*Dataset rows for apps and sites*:
──────

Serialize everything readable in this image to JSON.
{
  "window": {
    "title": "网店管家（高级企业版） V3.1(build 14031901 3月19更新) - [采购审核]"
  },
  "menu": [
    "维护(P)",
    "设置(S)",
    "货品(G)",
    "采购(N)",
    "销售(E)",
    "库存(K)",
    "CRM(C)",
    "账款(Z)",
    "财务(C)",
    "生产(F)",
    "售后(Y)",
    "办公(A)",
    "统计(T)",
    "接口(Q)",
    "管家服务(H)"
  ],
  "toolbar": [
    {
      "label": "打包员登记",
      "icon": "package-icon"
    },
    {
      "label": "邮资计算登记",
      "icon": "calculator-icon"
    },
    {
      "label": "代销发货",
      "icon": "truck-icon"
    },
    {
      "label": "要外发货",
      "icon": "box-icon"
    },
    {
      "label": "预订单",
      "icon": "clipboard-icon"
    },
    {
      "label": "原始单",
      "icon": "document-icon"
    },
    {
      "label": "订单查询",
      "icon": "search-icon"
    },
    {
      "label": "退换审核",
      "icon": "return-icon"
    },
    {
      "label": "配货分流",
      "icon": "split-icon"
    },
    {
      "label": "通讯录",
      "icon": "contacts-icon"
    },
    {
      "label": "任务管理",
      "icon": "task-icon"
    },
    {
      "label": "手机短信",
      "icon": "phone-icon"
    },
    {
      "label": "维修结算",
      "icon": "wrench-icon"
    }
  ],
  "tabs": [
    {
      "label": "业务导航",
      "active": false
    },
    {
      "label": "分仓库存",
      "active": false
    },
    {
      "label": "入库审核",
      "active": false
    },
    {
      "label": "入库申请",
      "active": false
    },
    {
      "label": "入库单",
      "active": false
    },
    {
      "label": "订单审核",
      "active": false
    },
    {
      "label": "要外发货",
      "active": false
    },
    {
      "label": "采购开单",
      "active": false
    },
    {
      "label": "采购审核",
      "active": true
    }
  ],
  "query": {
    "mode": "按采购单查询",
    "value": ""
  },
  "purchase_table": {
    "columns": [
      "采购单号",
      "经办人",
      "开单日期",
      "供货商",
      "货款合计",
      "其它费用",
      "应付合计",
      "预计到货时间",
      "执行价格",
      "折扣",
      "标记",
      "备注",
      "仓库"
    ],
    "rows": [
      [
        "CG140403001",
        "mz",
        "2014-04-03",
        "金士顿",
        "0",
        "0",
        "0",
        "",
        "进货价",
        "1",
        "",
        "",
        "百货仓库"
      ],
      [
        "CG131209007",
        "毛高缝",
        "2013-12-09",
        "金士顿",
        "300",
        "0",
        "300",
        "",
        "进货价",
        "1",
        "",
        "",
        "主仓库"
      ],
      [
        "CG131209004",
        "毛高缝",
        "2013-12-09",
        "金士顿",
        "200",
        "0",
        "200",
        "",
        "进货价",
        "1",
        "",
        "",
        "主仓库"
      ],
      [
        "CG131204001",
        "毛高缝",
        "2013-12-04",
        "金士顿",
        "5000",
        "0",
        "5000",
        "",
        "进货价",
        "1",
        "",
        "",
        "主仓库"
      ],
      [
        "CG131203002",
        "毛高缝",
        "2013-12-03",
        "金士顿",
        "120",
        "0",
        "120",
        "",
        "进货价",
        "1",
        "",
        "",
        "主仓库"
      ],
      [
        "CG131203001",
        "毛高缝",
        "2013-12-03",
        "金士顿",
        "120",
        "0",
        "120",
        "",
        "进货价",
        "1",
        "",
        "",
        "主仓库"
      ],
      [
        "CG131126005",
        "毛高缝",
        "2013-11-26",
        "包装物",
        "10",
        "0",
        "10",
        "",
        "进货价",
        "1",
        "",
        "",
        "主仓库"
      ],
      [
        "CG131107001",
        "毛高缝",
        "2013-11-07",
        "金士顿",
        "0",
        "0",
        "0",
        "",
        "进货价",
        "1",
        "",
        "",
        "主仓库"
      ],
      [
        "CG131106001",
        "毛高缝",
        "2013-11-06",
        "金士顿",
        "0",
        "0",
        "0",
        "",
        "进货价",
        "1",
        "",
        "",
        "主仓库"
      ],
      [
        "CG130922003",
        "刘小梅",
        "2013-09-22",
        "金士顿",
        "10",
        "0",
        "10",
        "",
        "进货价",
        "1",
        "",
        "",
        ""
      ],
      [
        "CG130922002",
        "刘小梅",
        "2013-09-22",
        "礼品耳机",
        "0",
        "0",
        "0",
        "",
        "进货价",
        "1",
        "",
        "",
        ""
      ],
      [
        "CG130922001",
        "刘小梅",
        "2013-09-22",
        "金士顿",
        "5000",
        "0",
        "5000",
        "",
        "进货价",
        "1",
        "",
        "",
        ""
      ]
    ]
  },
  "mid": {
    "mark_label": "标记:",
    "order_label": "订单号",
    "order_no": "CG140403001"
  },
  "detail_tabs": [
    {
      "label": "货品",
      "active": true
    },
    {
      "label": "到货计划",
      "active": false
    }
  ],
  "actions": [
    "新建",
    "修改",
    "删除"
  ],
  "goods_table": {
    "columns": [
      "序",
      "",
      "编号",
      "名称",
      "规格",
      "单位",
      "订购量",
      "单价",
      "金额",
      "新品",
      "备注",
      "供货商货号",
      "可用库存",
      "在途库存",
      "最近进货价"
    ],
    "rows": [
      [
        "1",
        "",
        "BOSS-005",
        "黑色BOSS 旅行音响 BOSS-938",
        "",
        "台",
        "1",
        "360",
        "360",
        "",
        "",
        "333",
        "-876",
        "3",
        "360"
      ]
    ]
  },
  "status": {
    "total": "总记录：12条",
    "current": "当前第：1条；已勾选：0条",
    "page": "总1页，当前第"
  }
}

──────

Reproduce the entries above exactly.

Serialize everything readable in this image to JSON.
{
  "window": {
    "title": "网店管家（高级企业版） V3.1(build 14031901 3月19更新) - [采购审核]"
  },
  "menu": [
    "维护(P)",
    "设置(S)",
    "货品(G)",
    "采购(N)",
    "销售(E)",
    "库存(K)",
    "CRM(C)",
    "账款(Z)",
    "财务(C)",
    "生产(F)",
    "售后(Y)",
    "办公(A)",
    "统计(T)",
    "接口(Q)",
    "管家服务(H)"
  ],
  "toolbar": [
    {
      "label": "打包员登记",
      "icon": "package-icon"
    },
    {
      "label": "邮资计算登记",
      "icon": "calculator-icon"
    },
    {
      "label": "代销发货",
      "icon": "truck-icon"
    },
    {
      "label": "要外发货",
      "icon": "box-icon"
    },
    {
      "label": "预订单",
      "icon": "clipboard-icon"
    },
    {
      "label": "原始单",
      "icon": "document-icon"
    },
    {
      "label": "订单查询",
      "icon": "search-icon"
    },
    {
      "label": "退换审核",
      "icon": "return-icon"
    },
    {
      "label": "配货分流",
      "icon": "split-icon"
    },
    {
      "label": "通讯录",
      "icon": "contacts-icon"
    },
    {
      "label": "任务管理",
      "icon": "task-icon"
    },
    {
      "label": "手机短信",
      "icon": "phone-icon"
    },
    {
      "label": "维修结算",
      "icon": "wrench-icon"
    }
  ],
  "tabs": [
    {
      "label": "业务导航",
      "active": false
    },
    {
      "label": "分仓库存",
      "active": false
    },
    {
      "label": "入库审核",
      "active": false
    },
    {
      "label": "入库申请",
      "active": false
    },
    {
      "label": "入库单",
      "active": false
    },
    {
      "label": "订单审核",
      "active": false
    },
    {
      "label": "要外发货",
      "active": false
    },
    {
      "label": "采购开单",
      "active": false
    },
    {
      "label": "采购审核",
      "active": true
    }
  ],
  "query": {
    "mode": "按采购单查询",
    "value": ""
  },
  "purchase_table": {
    "columns": [
      "采购单号",
      "经办人",
      "开单日期",
      "供货商",
      "货款合计",
      "其它费用",
      "应付合计",
      "预计到货时间",
      "执行价格",
      "折扣",
      "标记",
      "备注",
      "仓库"
    ],
    "rows": [
      [
        "CG140403001",
        "mz",
        "2014-04-03",
        "金士顿",
        "0",
        "0",
        "0",
        "",
        "进货价",
        "1",
        "",
        "",
        "百货仓库"
      ],
      [
        "CG131209007",
        "毛高缝",
        "2013-12-09",
        "金士顿",
        "300",
        "0",
        "300",
        "",
        "进货价",
        "1",
        "",
        "",
        "主仓库"
      ],
      [
        "CG131209004",
        "毛高缝",
        "2013-12-09",
        "金士顿",
        "200",
        "0",
        "200",
        "",
        "进货价",
        "1",
        "",
        "",
        "主仓库"
      ],
      [
        "CG131204001",
        "毛高缝",
        "2013-12-04",
        "金士顿",
        "5000",
        "0",
        "5000",
        "",
        "进货价",
        "1",
        "",
        "",
        "主仓库"
      ],
      [
        "CG131203002",
        "毛高缝",
        "2013-12-03",
        "金士顿",
        "120",
        "0",
        "120",
        "",
        "进货价",
        "1",
        "",
        "",
        "主仓库"
      ],
      [
        "CG131203001",
        "毛高缝",
        "2013-12-03",
        "金士顿",
        "120",
        "0",
        "120",
        "",
        "进货价",
        "1",
        "",
        "",
        "主仓库"
      ],
      [
        "CG131126005",
        "毛高缝",
        "2013-11-26",
        "包装物",
        "10",
        "0",
        "10",
        "",
        "进货价",
        "1",
        "",
        "",
        "主仓库"
      ],
      [
        "CG131107001",
        "毛高缝",
        "2013-11-07",
        "金士顿",
        "0",
        "0",
        "0",
        "",
        "进货价",
        "1",
        "",
        "",
        "主仓库"
      ],
      [
        "CG131106001",
        "毛高缝",
        "2013-11-06",
        "金士顿",
        "0",
        "0",
        "0",
        "",
        "进货价",
        "1",
        "",
        "",
        "主仓库"
      ],
      [
        "CG130922003",
        "刘小梅",
        "2013-09-22",
        "金士顿",
        "10",
        "0",
        "10",
        "",
        "进货价",
        "1",
        "",
        "",
        ""
      ],
      [
        "CG130922002",
        "刘小梅",
        "2013-09-22",
        "礼品耳机",
        "0",
        "0",
        "0",
        "",
        "进货价",
        "1",
        "",
        "",
        ""
      ],
      [
        "CG130922001",
        "刘小梅",
        "2013-09-22",
        "金士顿",
        "5000",
        "0",
        "5000",
        "",
        "进货价",
        "1",
        "",
        "",
        ""
      ]
    ]
  },
  "mid": {
    "mark_label": "标记:",
    "order_label": "订单号",
    "order_no": "CG140403001"
  },
  "detail_tabs": [
    {
      "label": "货品",
      "active": true
    },
    {
      "label": "到货计划",
      "active": false
    }
  ],
  "actions": [
    "新建",
    "修改",
    "删除"
  ],
  "goods_table": {
    "columns": [
      "序",
      "",
      "编号",
      "名称",
      "规格",
      "单位",
      "订购量",
      "单价",
      "金额",
      "新品",
      "备注",
      "供货商货号",
      "可用库存",
      "在途库存",
      "最近进货价"
    ],
    "rows": [
      [
        "1",
        "",
        "BOSS-005",
        "黑色BOSS 旅行音响 BOSS-938",
        "",
        "台",
        "1",
        "360",
        "360",
        "",
        "",
        "333",
        "-876",
        "3",
        "360"
      ]
    ]
  },
  "status": {
    "total": "总记录：12条",
    "current": "当前第：1条；已勾选：0条",
    "page": "总1页，当前第"
  }
}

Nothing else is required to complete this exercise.